• _WHAT THE TASK REQUIRES_:
Lines that contain "Patel" are to be copied from the material, every one of them.

• _GIVEN INFORMATION_:
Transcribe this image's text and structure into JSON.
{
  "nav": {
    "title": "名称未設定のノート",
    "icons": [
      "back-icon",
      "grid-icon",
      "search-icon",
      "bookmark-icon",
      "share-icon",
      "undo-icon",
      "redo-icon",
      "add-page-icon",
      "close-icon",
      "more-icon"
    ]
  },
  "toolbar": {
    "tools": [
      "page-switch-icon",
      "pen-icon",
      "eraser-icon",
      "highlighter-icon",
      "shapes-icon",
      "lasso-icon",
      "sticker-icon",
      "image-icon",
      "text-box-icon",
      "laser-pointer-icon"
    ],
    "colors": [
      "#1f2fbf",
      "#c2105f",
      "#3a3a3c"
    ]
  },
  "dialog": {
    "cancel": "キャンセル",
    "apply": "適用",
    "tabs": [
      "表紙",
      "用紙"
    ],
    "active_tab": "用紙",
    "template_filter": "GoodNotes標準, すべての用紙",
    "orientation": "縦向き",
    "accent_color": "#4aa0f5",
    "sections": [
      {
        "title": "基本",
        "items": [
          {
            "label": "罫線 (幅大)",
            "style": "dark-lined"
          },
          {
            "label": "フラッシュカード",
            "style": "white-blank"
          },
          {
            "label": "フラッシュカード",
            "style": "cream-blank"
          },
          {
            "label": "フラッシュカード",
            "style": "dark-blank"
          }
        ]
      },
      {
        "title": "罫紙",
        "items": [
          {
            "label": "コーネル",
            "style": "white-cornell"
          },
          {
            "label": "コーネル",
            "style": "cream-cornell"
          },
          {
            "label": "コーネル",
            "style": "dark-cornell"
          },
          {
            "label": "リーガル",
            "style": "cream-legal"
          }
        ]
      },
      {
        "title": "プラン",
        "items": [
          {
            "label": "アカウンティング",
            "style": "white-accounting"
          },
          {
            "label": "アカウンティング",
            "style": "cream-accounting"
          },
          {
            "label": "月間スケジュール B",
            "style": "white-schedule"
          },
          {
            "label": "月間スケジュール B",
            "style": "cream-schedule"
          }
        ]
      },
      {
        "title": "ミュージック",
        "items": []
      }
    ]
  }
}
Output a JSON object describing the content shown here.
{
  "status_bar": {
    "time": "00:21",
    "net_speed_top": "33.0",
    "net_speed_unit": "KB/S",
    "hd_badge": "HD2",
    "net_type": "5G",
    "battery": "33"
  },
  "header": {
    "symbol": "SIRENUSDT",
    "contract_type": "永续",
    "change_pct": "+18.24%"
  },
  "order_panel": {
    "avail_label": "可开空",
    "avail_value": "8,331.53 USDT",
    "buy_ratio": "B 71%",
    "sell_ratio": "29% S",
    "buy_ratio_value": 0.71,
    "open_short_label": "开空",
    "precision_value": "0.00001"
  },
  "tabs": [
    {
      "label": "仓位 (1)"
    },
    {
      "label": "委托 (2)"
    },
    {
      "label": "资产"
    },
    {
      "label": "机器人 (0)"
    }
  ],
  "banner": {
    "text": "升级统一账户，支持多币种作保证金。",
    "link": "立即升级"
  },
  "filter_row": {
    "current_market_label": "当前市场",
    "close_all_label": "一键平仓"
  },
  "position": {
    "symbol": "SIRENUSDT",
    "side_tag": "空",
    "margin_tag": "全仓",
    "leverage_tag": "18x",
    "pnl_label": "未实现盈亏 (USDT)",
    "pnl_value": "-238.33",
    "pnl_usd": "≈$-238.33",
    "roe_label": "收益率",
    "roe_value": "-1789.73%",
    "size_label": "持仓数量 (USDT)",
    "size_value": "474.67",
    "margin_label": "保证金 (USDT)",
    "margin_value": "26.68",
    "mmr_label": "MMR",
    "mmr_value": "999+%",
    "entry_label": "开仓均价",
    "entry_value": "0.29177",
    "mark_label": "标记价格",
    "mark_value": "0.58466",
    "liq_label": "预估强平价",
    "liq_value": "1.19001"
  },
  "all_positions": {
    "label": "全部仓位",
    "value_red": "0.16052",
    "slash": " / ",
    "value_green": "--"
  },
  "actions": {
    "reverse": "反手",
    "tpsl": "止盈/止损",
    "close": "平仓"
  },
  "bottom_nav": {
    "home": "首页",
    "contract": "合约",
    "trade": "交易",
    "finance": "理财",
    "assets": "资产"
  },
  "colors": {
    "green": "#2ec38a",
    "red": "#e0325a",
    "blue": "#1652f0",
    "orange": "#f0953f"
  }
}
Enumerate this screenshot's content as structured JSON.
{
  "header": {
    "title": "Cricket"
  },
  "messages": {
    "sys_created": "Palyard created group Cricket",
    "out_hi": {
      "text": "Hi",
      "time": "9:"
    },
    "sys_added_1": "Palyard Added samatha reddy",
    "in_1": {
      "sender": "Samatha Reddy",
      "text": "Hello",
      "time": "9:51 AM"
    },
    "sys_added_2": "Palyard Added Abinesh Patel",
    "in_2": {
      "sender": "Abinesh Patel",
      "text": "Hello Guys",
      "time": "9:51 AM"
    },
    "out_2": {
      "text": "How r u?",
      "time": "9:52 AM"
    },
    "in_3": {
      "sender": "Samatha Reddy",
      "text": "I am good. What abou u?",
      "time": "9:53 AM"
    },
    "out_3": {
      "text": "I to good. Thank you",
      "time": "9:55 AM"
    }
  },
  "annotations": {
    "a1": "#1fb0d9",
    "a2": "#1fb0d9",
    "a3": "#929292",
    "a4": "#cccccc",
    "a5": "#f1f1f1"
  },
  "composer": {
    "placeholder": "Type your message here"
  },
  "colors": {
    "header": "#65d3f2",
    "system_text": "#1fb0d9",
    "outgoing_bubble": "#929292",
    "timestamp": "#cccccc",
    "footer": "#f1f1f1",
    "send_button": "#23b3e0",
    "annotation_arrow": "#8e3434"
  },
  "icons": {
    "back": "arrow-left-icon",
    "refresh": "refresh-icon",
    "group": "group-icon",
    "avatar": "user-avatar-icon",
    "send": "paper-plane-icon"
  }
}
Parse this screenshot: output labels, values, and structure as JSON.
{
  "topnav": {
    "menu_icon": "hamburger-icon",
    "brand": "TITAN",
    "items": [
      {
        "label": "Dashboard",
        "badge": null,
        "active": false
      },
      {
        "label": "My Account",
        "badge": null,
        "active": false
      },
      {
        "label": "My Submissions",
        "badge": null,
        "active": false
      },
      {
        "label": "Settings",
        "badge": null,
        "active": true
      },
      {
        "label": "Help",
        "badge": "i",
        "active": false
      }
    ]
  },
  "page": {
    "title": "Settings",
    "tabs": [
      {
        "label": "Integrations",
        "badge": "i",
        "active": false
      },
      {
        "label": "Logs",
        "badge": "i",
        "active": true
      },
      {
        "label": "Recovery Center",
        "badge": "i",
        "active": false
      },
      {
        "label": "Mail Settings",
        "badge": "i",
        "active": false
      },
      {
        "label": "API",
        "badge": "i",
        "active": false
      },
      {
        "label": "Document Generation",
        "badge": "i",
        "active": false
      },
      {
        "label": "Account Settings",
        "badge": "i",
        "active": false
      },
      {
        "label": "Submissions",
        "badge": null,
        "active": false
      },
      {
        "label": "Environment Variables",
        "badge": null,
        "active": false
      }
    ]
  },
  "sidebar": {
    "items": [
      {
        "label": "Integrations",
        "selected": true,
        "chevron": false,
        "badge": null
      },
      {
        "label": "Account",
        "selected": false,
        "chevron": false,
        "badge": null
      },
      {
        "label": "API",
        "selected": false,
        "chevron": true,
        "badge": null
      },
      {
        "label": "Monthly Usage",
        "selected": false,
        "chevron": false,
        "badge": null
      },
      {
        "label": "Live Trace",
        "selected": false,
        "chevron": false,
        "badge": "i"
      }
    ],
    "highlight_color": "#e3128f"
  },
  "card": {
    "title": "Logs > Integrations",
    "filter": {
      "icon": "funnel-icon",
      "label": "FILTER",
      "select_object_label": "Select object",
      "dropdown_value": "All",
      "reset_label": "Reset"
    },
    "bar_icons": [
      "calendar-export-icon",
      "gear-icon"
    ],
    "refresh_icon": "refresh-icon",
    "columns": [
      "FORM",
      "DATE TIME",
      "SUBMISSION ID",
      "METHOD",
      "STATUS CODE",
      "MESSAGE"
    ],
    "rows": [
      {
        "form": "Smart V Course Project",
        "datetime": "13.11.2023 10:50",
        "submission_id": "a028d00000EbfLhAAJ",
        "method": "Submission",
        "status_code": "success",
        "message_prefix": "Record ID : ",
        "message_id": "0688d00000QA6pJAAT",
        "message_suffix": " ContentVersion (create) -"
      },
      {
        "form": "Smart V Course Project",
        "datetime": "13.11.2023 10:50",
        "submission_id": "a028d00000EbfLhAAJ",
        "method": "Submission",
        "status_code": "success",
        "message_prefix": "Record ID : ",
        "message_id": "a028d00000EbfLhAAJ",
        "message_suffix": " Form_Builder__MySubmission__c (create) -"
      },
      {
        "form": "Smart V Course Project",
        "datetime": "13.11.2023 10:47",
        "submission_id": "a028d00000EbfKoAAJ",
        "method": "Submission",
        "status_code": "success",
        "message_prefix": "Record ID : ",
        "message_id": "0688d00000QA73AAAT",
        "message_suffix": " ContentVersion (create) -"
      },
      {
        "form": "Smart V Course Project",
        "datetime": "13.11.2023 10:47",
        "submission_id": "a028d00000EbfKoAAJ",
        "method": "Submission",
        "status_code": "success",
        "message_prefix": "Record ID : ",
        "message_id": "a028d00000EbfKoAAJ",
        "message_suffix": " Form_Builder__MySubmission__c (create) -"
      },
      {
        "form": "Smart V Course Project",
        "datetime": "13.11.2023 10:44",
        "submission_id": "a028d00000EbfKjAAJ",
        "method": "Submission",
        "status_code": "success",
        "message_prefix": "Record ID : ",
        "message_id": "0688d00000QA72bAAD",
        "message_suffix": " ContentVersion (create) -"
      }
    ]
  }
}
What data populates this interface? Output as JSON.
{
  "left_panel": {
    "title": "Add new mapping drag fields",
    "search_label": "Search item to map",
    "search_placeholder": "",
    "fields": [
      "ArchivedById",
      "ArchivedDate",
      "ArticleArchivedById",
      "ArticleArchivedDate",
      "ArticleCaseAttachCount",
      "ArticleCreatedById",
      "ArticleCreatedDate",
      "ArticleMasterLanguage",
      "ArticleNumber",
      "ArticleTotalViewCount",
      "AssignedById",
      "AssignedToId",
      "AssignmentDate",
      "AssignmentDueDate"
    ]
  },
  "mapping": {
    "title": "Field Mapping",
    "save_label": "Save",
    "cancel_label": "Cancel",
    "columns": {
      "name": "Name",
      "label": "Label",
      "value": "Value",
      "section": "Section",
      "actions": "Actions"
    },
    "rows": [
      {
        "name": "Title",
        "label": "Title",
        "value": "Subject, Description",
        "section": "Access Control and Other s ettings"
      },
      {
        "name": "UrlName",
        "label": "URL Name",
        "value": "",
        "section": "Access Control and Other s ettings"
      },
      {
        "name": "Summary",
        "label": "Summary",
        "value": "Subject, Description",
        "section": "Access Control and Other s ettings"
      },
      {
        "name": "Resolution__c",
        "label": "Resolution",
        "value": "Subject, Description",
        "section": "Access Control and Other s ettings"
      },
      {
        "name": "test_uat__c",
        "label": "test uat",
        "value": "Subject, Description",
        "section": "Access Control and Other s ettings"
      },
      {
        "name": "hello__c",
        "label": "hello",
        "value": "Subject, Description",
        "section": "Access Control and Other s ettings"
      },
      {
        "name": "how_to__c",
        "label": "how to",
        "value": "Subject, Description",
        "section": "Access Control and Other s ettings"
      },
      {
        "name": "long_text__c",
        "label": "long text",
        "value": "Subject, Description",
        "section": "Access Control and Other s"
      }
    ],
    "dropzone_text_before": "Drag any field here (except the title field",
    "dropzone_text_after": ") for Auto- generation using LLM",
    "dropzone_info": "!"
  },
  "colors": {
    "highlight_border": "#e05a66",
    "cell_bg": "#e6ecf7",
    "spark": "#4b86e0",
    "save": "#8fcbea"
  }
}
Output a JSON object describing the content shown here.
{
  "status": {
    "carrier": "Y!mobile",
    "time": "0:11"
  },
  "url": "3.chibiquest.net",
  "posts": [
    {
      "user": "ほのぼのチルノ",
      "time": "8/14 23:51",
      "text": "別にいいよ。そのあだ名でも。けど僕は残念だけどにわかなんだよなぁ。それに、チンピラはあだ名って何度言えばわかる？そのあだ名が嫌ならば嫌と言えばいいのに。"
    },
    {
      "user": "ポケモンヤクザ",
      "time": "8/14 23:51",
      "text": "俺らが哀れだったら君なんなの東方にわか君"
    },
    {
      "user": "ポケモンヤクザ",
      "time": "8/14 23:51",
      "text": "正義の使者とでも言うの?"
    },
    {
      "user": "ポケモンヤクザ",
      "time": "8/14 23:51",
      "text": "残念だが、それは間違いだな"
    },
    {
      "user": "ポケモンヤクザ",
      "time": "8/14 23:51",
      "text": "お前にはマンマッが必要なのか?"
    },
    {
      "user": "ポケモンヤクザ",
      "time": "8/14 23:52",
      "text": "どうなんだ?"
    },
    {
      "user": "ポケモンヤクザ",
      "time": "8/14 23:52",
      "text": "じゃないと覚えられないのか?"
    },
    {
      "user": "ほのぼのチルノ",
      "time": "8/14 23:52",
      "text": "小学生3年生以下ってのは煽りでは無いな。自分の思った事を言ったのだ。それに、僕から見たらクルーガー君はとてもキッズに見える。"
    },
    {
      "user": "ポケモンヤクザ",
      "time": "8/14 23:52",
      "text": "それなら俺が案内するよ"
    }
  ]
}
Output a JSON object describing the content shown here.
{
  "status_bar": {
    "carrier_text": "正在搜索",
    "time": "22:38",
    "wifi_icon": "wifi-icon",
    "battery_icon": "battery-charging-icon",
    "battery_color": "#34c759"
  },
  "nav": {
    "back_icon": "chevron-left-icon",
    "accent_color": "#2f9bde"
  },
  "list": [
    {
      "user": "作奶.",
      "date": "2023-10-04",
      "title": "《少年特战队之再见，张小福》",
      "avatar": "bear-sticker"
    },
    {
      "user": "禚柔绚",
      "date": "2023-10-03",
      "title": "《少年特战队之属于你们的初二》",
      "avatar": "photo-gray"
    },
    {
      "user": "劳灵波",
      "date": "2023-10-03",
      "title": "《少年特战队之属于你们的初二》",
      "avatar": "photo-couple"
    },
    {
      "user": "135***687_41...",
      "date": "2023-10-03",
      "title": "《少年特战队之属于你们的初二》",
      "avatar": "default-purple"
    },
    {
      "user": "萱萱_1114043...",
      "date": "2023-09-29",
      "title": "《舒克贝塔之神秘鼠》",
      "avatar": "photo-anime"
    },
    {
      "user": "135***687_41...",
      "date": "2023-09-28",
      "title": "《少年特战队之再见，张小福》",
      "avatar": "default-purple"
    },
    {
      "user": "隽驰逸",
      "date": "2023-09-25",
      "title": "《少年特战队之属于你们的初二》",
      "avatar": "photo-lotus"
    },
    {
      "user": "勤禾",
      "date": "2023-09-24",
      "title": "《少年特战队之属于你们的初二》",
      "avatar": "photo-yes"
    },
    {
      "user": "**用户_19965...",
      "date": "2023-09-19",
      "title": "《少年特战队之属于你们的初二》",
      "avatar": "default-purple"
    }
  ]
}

• _ANSWER SPACE_:
    "sys_added_2": "Palyard Added Abinesh Patel",
      "sender": "Abinesh Patel",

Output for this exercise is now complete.